Appellant claims that the trust provisions in the will violate the rule against perpetuities, making the trust invalid. The statutory rule against perpetuities declares that "[a] nonvested property interest is invalid unless: (1) when the interest is created, it is certain to vest or terminate no later than 21 years after the death of an individual then alive; or (2) the interest either vests or terminates within 90 years after its creation." Minn. Stat. § 501A.01(a) (2012); see also Minn. Stat. § 501A.06 (2012) ("Sections 501A.01 to 501A.07 supersede the rule of the common law known as the rule against perpetuities."). Appellant correctly notes that the will does not direct the manner of distribution of the trust property if Best were to be predeceased by all other named siblings and die before she reaches 80 years of age. Appellant is also correct that this precludes certainty that the trust property would vest or terminate no more than 21 years after the end of a life in being. But section 501A.01 is part of Minnesota's Uniform Statutory Rule Against Perpetuities. Minn. Stat. § 501A.07 (2012). Under that statute, when a property interest would become invalid as a result of section 501A.01, a court may reform that interest "in the manner that most closely approximates the transferor's manifested plan of distribution." Minn. Stat. § 501A.03 (2012). Under this "wait-and-see" approach, courts will not invalidate ab initio a property interest because of unlikely future events. Unif. Statutory Rule Against Perpetuities § 1 cmt. A, 8B U.L.A. 238-39 (2001) (referring to the uniform version of the rule against perpetuities as representing "the wait-and-see method of perpetuity reform" because "interests that would have been initially invalid at common law are invalid only if they do not actually vest or terminate within the permissible vesting period"). As a result, the trust is not invalid because of the rule against perpetuities.

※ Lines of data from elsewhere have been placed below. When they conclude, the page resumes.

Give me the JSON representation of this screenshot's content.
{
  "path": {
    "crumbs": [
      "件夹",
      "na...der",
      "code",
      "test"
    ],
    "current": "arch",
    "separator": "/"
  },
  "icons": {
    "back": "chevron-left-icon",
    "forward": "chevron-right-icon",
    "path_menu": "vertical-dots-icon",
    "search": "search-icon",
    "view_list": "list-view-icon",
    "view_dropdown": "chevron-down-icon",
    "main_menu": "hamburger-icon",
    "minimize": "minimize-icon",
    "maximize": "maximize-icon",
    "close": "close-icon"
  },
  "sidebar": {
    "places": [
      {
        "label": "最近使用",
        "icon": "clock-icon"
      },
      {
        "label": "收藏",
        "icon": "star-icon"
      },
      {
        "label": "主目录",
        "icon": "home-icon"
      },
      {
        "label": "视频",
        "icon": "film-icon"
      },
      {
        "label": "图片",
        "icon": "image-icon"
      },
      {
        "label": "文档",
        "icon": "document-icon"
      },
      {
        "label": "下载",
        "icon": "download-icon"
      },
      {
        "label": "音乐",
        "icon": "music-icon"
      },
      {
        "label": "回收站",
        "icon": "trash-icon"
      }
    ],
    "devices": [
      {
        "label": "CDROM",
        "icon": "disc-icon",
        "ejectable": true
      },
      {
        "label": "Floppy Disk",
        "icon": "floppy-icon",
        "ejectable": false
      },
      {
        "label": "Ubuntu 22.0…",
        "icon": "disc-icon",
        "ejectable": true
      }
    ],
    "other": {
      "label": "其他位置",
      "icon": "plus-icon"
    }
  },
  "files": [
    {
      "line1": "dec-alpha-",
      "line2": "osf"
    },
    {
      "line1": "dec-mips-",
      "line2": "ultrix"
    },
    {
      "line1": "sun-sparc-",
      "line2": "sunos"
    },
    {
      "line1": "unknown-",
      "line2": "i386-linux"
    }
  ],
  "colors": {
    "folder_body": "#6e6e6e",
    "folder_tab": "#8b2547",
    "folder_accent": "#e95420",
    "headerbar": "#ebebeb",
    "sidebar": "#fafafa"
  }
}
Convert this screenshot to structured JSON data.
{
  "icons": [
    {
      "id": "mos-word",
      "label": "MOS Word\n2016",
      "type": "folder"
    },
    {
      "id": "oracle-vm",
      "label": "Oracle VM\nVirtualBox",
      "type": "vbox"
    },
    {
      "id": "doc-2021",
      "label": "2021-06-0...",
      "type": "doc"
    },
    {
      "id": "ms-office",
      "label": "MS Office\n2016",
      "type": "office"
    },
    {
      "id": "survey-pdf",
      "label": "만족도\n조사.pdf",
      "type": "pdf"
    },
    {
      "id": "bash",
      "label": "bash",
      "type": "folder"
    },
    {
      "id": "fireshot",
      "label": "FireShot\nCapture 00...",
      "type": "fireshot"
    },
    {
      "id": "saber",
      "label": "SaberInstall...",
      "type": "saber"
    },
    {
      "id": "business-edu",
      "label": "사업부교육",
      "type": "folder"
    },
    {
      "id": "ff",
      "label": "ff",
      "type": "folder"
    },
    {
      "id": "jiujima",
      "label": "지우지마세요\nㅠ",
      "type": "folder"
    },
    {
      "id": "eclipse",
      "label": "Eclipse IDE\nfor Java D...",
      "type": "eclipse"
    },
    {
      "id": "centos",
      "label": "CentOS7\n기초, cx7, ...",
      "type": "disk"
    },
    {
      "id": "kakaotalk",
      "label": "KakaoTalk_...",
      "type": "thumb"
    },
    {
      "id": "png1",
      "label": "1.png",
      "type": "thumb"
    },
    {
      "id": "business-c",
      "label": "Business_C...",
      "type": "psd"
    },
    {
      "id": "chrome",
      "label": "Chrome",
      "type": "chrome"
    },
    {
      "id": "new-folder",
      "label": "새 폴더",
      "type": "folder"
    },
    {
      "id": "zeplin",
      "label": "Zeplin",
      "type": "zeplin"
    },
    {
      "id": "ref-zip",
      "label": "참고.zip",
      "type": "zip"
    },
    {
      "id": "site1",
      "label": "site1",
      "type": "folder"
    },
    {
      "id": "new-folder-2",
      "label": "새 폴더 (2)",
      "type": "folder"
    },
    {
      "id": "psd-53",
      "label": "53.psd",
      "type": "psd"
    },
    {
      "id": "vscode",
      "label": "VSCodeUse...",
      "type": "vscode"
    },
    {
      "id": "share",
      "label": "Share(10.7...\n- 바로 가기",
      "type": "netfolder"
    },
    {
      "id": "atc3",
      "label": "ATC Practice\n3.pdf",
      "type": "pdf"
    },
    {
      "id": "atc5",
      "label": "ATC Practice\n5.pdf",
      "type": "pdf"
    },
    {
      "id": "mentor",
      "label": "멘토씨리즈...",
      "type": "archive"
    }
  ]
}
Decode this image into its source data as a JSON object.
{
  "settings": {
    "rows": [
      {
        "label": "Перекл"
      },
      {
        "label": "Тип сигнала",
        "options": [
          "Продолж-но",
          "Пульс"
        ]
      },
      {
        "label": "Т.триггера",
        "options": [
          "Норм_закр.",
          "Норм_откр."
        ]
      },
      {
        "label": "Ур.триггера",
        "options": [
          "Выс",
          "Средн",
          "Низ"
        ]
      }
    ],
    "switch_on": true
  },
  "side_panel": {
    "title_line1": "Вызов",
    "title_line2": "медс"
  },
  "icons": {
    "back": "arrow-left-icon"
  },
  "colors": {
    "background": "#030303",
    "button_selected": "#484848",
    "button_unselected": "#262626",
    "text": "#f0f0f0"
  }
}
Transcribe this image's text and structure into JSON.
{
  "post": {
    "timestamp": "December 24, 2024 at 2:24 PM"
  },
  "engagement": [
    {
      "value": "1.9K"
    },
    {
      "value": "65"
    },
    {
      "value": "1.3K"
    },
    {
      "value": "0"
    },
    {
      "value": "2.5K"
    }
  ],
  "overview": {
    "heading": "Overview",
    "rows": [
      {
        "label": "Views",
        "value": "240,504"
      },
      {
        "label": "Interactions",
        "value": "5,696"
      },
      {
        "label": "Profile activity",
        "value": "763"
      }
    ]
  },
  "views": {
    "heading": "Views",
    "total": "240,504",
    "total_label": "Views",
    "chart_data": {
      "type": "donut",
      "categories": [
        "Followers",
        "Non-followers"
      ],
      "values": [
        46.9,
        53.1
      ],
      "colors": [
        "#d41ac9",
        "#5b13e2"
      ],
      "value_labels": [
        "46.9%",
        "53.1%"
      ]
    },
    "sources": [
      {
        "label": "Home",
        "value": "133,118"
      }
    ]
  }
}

Finally, appellant argues that the trust is invalid because it would impermissibly suspend the power of alienation. Appellant argues that the will's trust provisions indicate that "there are no persons in being who, alone or in conjunction with others, can convey an absolute fee in possession or absolute ownership of real property or absolute ownership of personal property." Minn. Stat. § 501B.09, subd. 1 (2012). For "property held in trust, " suspension of the power of alienation is allowed "by the terms of the trust, for a period of not more than 21 years." Id., subd. 2 (2012). But "[n]otwithstanding any contrary term of a trust, suspension of the power of alienation by the terms of a trust ceases after a period of 21 years, after which the trustee has the power to convey an absolute fee in possession or absolute ownership of the trust property." Id. As a result, the trust's provisions do not violate Minn. Stat. § 501B.09.
Because the decedent's will clearly expresses an intent to create a trust for Best's share of the devised property, and because the trust does not suffer from any of the fatal defects alleged by appellant, we conclude that the trust was effectively created. Further, we agree with the district court's conclusion that appellant's challenge to the construction of the will is time-barred.